§ INSTRUCTIONS FOR THE TASK
Look for the word "Mortgage" in the data below, and copy every line that holds it.

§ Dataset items

══════

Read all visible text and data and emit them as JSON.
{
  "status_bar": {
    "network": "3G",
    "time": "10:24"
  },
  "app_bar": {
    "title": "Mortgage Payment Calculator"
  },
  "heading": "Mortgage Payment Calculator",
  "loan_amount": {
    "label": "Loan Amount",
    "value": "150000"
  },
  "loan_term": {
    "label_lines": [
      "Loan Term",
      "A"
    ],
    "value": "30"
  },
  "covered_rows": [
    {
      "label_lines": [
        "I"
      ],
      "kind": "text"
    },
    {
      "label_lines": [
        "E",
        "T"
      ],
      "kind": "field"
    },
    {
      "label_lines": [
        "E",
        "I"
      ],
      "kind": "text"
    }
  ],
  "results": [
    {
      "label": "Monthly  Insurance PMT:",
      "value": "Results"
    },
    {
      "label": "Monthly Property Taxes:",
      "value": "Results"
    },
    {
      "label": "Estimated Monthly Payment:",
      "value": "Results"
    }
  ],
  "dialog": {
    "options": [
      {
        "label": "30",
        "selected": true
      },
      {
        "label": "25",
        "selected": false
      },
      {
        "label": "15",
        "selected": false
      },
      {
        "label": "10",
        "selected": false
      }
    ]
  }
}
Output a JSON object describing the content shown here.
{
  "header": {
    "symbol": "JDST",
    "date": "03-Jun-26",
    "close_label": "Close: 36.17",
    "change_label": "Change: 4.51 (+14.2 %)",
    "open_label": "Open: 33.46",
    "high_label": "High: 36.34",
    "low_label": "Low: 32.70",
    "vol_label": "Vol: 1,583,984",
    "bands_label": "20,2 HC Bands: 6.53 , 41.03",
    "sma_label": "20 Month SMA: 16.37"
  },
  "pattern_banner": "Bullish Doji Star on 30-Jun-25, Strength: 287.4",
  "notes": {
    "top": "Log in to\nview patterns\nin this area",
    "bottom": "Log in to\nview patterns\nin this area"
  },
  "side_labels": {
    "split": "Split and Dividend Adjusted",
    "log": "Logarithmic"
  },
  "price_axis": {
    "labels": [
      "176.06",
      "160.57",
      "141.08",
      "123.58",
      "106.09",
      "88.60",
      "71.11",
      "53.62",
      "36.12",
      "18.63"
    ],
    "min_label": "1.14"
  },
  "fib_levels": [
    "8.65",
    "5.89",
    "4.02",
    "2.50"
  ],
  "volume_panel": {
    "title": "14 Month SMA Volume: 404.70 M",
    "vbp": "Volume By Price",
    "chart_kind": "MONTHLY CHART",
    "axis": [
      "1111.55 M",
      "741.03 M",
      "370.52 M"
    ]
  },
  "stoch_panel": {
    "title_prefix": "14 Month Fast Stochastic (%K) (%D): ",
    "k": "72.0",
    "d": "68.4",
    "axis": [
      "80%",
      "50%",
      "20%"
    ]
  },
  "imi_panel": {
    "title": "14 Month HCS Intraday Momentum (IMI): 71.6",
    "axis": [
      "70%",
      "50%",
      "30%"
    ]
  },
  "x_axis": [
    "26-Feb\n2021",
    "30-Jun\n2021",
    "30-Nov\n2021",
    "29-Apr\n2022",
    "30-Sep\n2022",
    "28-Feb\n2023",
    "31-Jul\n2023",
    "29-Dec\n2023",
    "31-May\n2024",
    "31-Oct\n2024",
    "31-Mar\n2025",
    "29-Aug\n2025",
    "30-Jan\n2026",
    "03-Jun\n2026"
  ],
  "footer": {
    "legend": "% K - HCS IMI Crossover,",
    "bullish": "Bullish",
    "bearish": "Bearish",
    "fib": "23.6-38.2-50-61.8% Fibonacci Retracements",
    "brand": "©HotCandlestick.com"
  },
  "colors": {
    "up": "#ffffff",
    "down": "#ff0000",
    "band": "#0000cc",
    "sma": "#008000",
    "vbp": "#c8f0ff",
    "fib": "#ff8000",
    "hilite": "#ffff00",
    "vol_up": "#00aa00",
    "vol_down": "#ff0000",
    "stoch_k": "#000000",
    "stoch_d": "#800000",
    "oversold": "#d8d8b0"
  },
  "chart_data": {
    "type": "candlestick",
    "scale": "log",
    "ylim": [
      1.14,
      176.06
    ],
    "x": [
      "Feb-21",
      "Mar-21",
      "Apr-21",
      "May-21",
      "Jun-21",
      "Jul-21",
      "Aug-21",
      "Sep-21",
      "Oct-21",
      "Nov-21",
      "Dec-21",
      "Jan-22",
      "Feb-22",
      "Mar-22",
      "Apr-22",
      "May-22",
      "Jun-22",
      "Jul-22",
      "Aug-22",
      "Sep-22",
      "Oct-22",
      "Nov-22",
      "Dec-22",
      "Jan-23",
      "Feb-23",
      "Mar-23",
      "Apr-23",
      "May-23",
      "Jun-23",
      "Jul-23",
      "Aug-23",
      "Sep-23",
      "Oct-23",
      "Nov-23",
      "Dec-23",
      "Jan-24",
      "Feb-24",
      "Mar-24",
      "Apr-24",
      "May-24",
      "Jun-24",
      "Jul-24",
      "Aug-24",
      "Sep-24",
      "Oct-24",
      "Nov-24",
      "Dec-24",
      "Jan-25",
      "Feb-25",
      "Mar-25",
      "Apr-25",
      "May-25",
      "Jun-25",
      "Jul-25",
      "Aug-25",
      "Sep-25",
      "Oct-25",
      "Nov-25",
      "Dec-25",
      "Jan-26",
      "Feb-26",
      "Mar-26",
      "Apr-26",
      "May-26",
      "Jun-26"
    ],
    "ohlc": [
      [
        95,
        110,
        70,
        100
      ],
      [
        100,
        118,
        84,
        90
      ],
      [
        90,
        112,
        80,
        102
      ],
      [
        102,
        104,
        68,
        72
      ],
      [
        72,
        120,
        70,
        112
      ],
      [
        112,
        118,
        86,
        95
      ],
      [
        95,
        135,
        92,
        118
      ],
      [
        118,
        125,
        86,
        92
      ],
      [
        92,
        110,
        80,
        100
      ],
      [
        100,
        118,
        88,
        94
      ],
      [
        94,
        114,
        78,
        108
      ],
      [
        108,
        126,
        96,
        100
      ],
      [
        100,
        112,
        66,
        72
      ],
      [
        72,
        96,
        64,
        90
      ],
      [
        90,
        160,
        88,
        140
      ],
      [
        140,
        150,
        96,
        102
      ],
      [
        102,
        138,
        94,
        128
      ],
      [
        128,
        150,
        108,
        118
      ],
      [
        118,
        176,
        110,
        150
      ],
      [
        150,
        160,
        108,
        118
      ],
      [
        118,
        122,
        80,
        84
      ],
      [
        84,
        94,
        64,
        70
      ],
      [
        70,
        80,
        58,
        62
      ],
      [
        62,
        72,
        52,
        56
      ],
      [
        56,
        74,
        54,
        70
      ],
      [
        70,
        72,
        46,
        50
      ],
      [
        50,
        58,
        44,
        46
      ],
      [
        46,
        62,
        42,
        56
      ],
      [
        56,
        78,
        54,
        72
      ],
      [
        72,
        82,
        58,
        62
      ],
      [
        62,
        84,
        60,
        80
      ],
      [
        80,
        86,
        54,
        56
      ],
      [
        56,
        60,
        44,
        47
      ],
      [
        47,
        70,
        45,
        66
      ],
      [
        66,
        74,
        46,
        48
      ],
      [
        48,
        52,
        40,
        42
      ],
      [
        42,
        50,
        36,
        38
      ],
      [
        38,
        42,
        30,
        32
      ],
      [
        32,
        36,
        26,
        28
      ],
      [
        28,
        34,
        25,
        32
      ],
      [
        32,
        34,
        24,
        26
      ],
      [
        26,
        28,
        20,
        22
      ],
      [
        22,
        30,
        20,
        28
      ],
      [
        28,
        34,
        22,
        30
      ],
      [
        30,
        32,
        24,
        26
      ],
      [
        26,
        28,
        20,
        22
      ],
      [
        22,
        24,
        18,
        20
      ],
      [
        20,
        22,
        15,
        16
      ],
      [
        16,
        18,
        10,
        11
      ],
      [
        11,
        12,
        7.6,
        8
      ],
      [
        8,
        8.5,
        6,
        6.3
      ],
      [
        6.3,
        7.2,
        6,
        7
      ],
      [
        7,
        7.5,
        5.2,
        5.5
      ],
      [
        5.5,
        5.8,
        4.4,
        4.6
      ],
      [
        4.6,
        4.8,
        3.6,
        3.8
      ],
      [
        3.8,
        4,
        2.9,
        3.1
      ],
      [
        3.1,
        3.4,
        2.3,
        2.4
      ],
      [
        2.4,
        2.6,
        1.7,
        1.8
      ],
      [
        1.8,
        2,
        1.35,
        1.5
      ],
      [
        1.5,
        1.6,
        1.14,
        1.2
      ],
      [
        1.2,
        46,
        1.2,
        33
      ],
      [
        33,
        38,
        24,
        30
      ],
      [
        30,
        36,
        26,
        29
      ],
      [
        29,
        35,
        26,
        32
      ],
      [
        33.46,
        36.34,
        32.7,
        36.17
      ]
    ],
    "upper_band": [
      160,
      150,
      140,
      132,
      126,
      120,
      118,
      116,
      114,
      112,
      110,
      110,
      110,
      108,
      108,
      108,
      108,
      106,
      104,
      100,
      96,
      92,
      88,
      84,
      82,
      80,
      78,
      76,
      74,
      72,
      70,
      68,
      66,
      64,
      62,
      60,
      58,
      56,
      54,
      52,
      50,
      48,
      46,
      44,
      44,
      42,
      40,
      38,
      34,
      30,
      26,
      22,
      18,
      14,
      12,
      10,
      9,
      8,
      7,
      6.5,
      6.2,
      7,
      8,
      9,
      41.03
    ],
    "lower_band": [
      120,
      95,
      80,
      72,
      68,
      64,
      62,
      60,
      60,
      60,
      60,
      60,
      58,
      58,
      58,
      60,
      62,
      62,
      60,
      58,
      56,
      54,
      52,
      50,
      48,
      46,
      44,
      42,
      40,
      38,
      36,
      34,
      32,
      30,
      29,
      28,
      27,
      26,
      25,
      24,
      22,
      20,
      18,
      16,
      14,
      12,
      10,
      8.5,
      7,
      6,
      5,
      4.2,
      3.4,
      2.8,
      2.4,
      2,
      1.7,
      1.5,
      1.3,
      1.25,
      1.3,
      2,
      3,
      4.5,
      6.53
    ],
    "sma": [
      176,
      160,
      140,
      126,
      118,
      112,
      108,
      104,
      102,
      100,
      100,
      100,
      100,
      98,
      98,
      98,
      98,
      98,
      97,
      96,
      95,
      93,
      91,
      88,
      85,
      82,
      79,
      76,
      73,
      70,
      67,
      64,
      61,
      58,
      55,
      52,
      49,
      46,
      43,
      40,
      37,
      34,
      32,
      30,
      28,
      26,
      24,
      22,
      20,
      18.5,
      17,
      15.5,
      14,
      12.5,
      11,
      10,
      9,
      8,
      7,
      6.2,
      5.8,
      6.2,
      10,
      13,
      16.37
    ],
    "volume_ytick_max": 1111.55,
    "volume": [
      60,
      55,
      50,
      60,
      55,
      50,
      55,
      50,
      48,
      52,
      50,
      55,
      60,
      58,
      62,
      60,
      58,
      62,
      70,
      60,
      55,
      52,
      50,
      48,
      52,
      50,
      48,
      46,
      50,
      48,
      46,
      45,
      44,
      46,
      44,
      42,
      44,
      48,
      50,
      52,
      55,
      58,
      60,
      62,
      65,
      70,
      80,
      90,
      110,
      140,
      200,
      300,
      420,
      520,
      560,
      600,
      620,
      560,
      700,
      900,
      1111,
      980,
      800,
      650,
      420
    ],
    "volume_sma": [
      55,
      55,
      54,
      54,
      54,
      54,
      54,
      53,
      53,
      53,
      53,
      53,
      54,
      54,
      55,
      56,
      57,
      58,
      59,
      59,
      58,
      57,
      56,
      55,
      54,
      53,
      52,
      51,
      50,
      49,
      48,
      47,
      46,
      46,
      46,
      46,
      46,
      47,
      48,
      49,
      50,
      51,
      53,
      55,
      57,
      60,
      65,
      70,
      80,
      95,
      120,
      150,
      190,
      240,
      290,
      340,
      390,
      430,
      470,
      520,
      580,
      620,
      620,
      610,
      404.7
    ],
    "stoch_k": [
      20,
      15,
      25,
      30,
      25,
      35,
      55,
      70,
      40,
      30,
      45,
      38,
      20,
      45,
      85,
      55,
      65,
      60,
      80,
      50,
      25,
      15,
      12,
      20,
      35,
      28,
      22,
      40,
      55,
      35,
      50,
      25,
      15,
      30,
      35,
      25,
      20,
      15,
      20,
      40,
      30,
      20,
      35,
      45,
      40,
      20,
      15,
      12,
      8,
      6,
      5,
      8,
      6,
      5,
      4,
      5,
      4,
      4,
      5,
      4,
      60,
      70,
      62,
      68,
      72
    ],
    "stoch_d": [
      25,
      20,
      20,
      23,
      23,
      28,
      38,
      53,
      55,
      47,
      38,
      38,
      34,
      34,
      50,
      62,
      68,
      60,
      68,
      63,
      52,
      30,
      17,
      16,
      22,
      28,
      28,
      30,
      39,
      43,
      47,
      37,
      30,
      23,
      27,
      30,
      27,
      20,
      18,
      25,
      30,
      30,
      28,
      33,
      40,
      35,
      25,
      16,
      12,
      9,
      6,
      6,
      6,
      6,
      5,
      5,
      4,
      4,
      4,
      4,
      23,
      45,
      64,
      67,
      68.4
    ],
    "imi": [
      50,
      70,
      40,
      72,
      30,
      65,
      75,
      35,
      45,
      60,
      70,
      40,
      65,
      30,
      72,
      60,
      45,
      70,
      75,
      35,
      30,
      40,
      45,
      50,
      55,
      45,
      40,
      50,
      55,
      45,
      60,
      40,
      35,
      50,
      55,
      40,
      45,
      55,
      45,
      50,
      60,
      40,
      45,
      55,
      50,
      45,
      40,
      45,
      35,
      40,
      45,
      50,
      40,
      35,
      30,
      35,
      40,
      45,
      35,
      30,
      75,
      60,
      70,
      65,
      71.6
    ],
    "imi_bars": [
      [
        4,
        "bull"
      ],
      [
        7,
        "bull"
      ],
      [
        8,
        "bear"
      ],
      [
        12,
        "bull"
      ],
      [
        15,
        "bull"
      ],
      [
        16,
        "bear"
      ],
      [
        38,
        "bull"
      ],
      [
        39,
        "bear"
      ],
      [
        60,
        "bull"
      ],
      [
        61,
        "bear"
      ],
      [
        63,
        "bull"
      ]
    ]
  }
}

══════

§ YOUR SOLUTION
    "title": "Mortgage Payment Calculator"
  "heading": "Mortgage Payment Calculator",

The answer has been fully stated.